    6 months ago

    Having worked in both such "agile" and big tech "not so agile" environments, I can say that one can excel in both the envs.
    They simply need different mindsets, and a willingness to find motivation and do good.

    Big Tech / Flexible Environments:

    The SWE needs to be skilled at time and project management, and driven to prototype with new ideas.
    SWE defines a lot of their priorities on their own (esp. so for more senior SWEs).

    At the end of quarter / year you are evaluated on the impact you landed.

    Its highly encouraged for the SWE to find more interesting and important problems that need to be solved.
    These might be product, process or technical debt related, etc.

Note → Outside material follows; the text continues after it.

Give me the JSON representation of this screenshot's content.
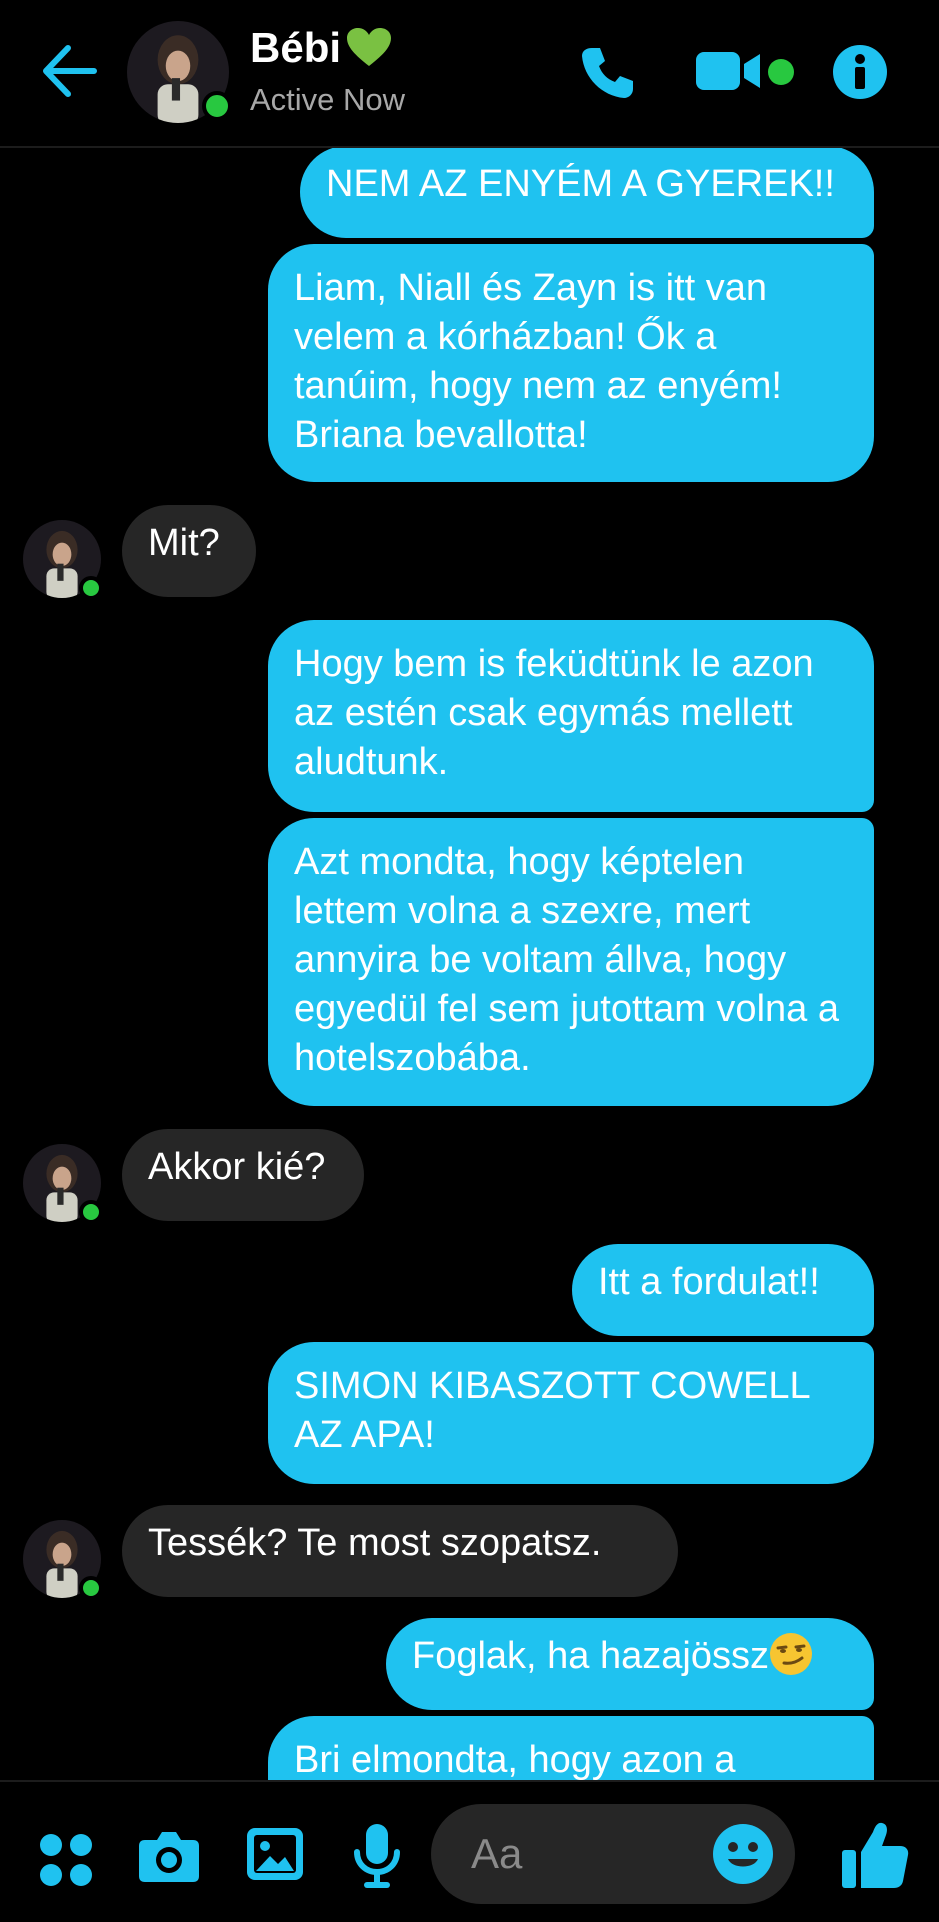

    Strictly Agile Environments:

    There is a dedicated Project Manager / Scrum Master who enables the team to be focussed and deliver on time. There is additional overhead to create tickets, plan story points, evaluate velocity, do retros, etc.

    In such environment, a strong staff / principle engineer breaks down the complicated problems to small and very small size chunks which can be solved in 1-8 hours and then files tickets for them. Now, these tickets are divided among other engineers, prioritized and individual/team velocity is measured accordingly.

    Agree, as a junior engineer, it might feel like being a small cog in the wheel of an assembly line.
    But, this leads to great opportunities to grow as well:

    1. Get better at task breakdown
      For every task assigned to you, create a plan and try to subdivide it into very small tasks. Think of you being assigned an intern who will be doing these hour long atomic tasks and the text you write is clear enough that they don't need to ask you on how to do it anymore. Once you are so good at this, and each task indeed takes you 1 hour, try to do this for more and more complex problems. If these subtasks are taking you longer than 1 hour, break it down further.
      Also, if you have done this breakdown beforehand, you know for sure how much time its gonna take. And with that, the Scrum Master won't be able to push you to reduce the points / hours on it without asking you to maybe remove some subtasks from it.
      Further, as you practice this skill, aim that your hour long atomic tasks get done in 45-50 mins max. If your atomic tasks are taking longer than 1 hour, learn from it and break it down further the next time.
    2. Find some interesting large project / problem. Document it, explaining the benefits, risks, scope, resource needs, etc.
      Get this approved by Product and Engineering managers, etc.
      This is what a staff / principle does, but you as a junior eng can do this too for a project that you are proposing.
    3. Find patterns in the atomic tasks that you / everyone in the team is doing repeatedly.
      - Maybe sending an email after a release is cut, or
      - Syncing latest code and restarting server, or
      - Finding production objects and replicating them to create mock objects for testing, etc.

      And see if you can automate / write scripts / batch them to simplify any of this?
      Essentially, if your team was able to do 100 story points last week, what can you do / help so that the team does 150 points next week?
    4. Create tickets for yourself which are related to your own learnings / explorations / prototyping.
      Story point these, and get them included in your sprint.
      It might be as simple as, I will spend 3 hours reading this whitepaper on Friday and put it on your Kanban board.
      I am sure neither your Engineering Manager nor project manager will have a problem with this.
      Rather, they would appreciate if you could present learnings from this whitepaper to the team.

    NOTE: We try and not modify current sprint.
    So, plan your next sprint today and get at it so good that you don't have to modify your sprints mid-way. :)